In April, EPA proposed new standards to reduce air pollution released from more than 200 chemical manufacturing facilities across the US. These facilities make chemicals that are the building blocks of plastics. They release toxic pollution that can increase the risk of cancer for facility workers and people in nearby communities.
The proposed standards would help protect people’s health. More than 80% of the covered facilities have violated pollution laws during the last three years.
In fact, the plastics and chemical industries have a long history of putting people’s health and safety at risk. I know this firsthand.
My father worked for decades at Diamond Shamrock Corporation, located on the “Chemical Shore” in Ashtabula, Ohio. Our family lived nearby, and I remember as a child riding my bike past Fields Brook, a Lake Erie tributary where the plant discharged its waste. You could smell the chemicals in the air and water. That area is now a Superfund site because it is so badly polluted.
In January 1986, a chemical holding tank ignited at the facility and caused an explosion that killed two of my father’s dearest friends, injured 18 people, and sent a green chemical cloud into the air.
My father was missing for hours in the chaos. When he was located, we realized he had been helping others to safety and was so coated in the green dust people did not recognize it was him. He was rushed to the hospital for decontamination. The doctors said he was fine, but our community would never look at those chemical plants on the shore the same way again.

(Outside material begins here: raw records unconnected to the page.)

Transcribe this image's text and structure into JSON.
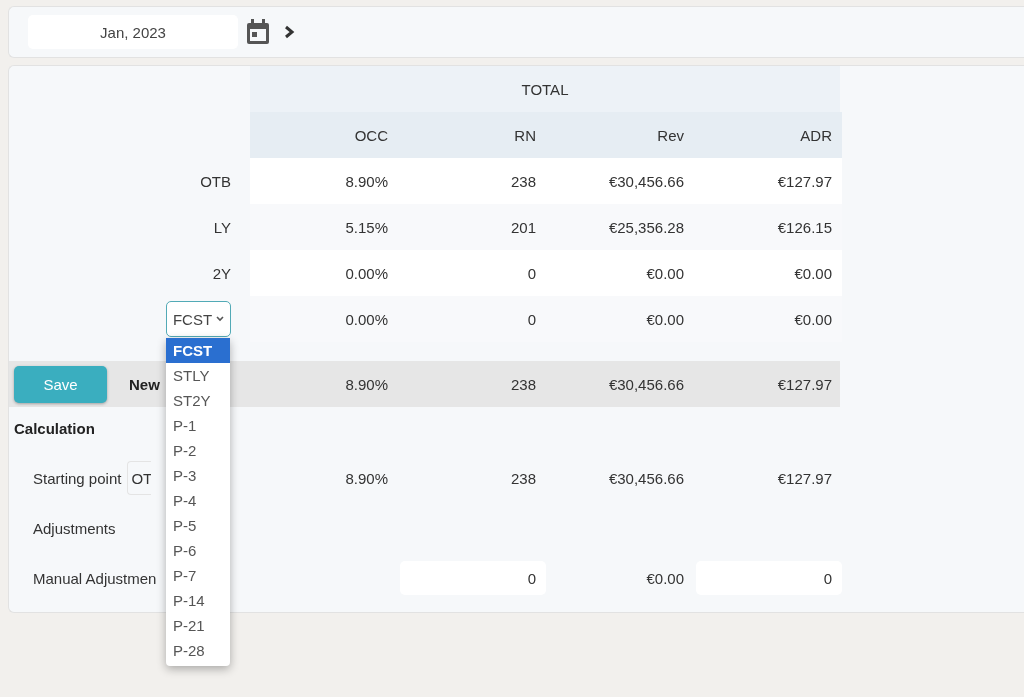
{
  "date_picker": {
    "value": "Jan, 2023"
  },
  "table": {
    "group_header": "TOTAL",
    "columns": [
      "OCC",
      "RN",
      "Rev",
      "ADR"
    ],
    "rows": [
      {
        "kind": "text",
        "label": "OTB",
        "values": [
          "8.90%",
          "238",
          "€30,456.66",
          "€127.97"
        ]
      },
      {
        "kind": "text",
        "label": "LY",
        "values": [
          "5.15%",
          "201",
          "€25,356.28",
          "€126.15"
        ]
      },
      {
        "kind": "text",
        "label": "2Y",
        "values": [
          "0.00%",
          "0",
          "€0.00",
          "€0.00"
        ]
      },
      {
        "kind": "select",
        "label": "FCST",
        "values": [
          "0.00%",
          "0",
          "€0.00",
          "€0.00"
        ]
      }
    ]
  },
  "dropdown": {
    "options": [
      {
        "label": "FCST",
        "selected": true
      },
      {
        "label": "STLY",
        "selected": false
      },
      {
        "label": "ST2Y",
        "selected": false
      },
      {
        "label": "P-1",
        "selected": false
      },
      {
        "label": "P-2",
        "selected": false
      },
      {
        "label": "P-3",
        "selected": false
      },
      {
        "label": "P-4",
        "selected": false
      },
      {
        "label": "P-5",
        "selected": false
      },
      {
        "label": "P-6",
        "selected": false
      },
      {
        "label": "P-7",
        "selected": false
      },
      {
        "label": "P-14",
        "selected": false
      },
      {
        "label": "P-21",
        "selected": false
      },
      {
        "label": "P-28",
        "selected": false
      }
    ]
  },
  "new_row": {
    "button": "Save",
    "label": "New",
    "values": [
      "8.90%",
      "238",
      "€30,456.66",
      "€127.97"
    ]
  },
  "calculation": {
    "title": "Calculation",
    "starting_point": {
      "label": "Starting point",
      "select_value": "OT",
      "values": [
        "8.90%",
        "238",
        "€30,456.66",
        "€127.97"
      ]
    },
    "adjustments": {
      "label": "Adjustments"
    },
    "manual": {
      "label": "Manual Adjustmen",
      "cells": [
        {
          "kind": "input",
          "value": "0"
        },
        {
          "kind": "text",
          "value": "€0.00"
        },
        {
          "kind": "input",
          "value": "0"
        }
      ]
    }
  }
}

People need protections from these polluting facilities. Nearly 40 years later, chemical manufacturers are still releasing toxic pollution into the air and putting workers and communities at risk of chemical explosions.
Just last year, an explosion at the BP-Husky Refining Company in Oregon, Ohio, claimed two workers’ lives. And Ohio isn’t the only state experiencing these horrific incidents. Texas and Louisiana see the lion’s share of chemical disasters, but they happen in nearly every state in the nation.
If strong chemical manufacturing standards are implemented, communities across the US that are home to the 200+ covered facilities will be better protected from toxic pollution and potential disasters.
Join me in calling on EPA to finalize the most robust and comprehensive chemical manufacturing standards to protect people’s health.